===== Exercise inputs

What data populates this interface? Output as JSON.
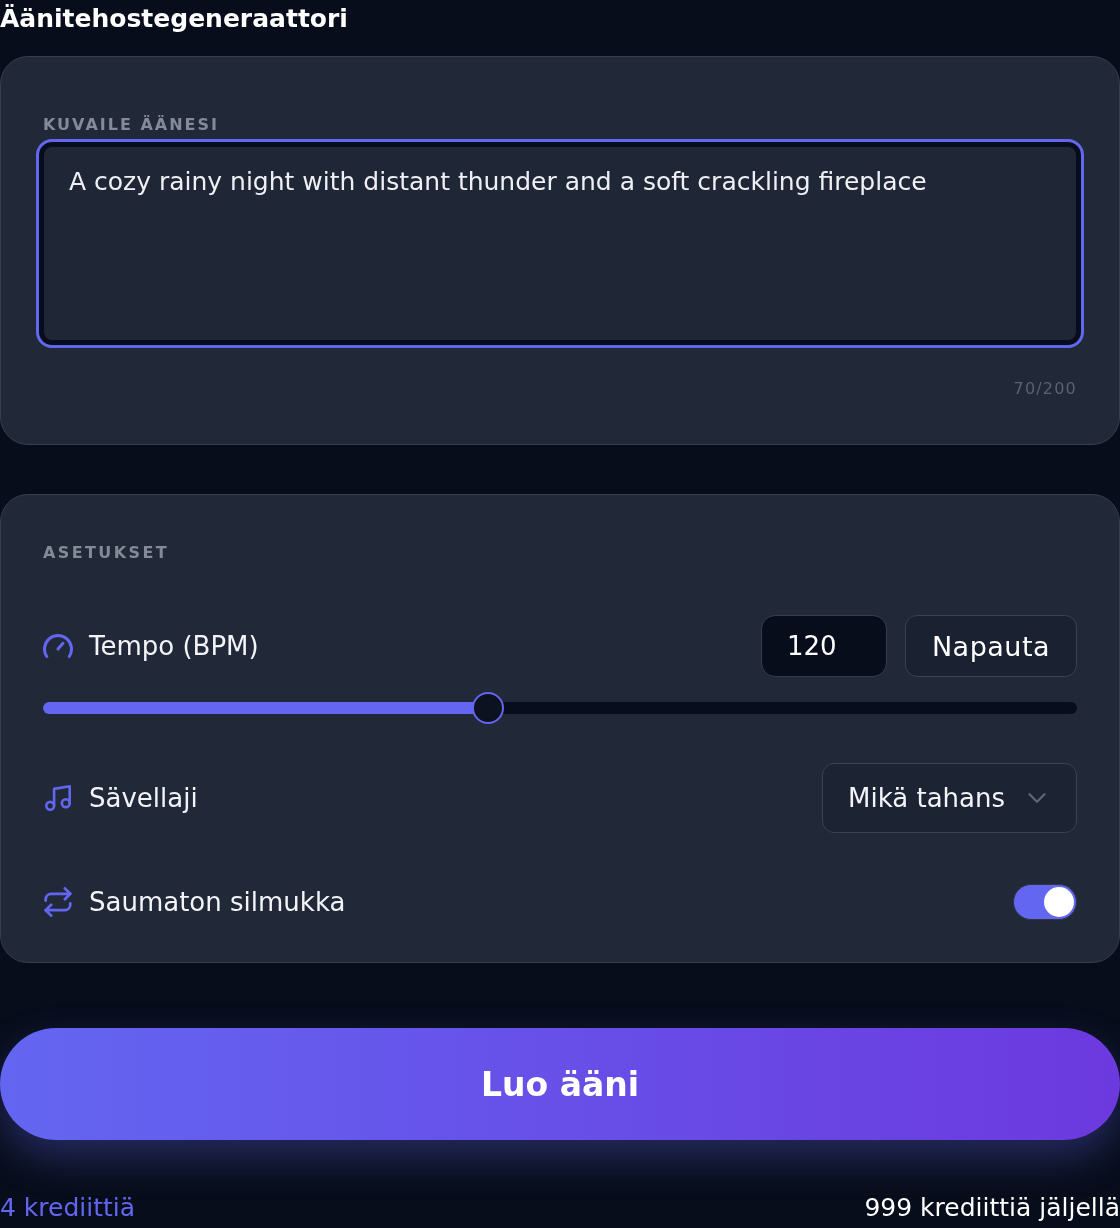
{
  "title": "Äänitehostegeneraattori",
  "prompt": {
    "label": "KUVAILE ÄÄNESI",
    "value": "A cozy rainy night with distant thunder and a soft crackling fireplace",
    "focused": true,
    "counter": "70/200"
  },
  "settings": {
    "heading": "ASETUKSET",
    "rows": [
      {
        "kind": "slider",
        "label": "Tempo (BPM)",
        "value": "120",
        "button": "Napauta",
        "level": 0.43
      },
      {
        "kind": "select",
        "label": "Sävellaji",
        "value": "Mikä tahans"
      },
      {
        "kind": "toggle",
        "label": "Saumaton silmukka",
        "on": true
      }
    ]
  },
  "generate_button": "Luo ääni",
  "footer": {
    "cost": "4 krediittiä",
    "balance": "999 krediittiä jäljellä"
  }
}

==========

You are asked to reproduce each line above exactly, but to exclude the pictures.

What data populates this interface? Output as JSON.
{
  "title": "Äänitehostegeneraattori",
  "prompt": {
    "label": "KUVAILE ÄÄNESI",
    "value": "A cozy rainy night with distant thunder and a soft crackling fireplace",
    "focused": true,
    "counter": "70/200"
  },
  "settings": {
    "heading": "ASETUKSET",
    "rows": [
      {
        "kind": "slider",
        "label": "Tempo (BPM)",
        "value": "120",
        "button": "Napauta",
        "level": 0.43
      },
      {
        "kind": "select",
        "label": "Sävellaji",
        "value": "Mikä tahans"
      },
      {
        "kind": "toggle",
        "label": "Saumaton silmukka",
        "on": true
      }
    ]
  },
  "generate_button": "Luo ääni",
  "footer": {
    "cost": "4 krediittiä",
    "balance": "999 krediittiä jäljellä"
  }
}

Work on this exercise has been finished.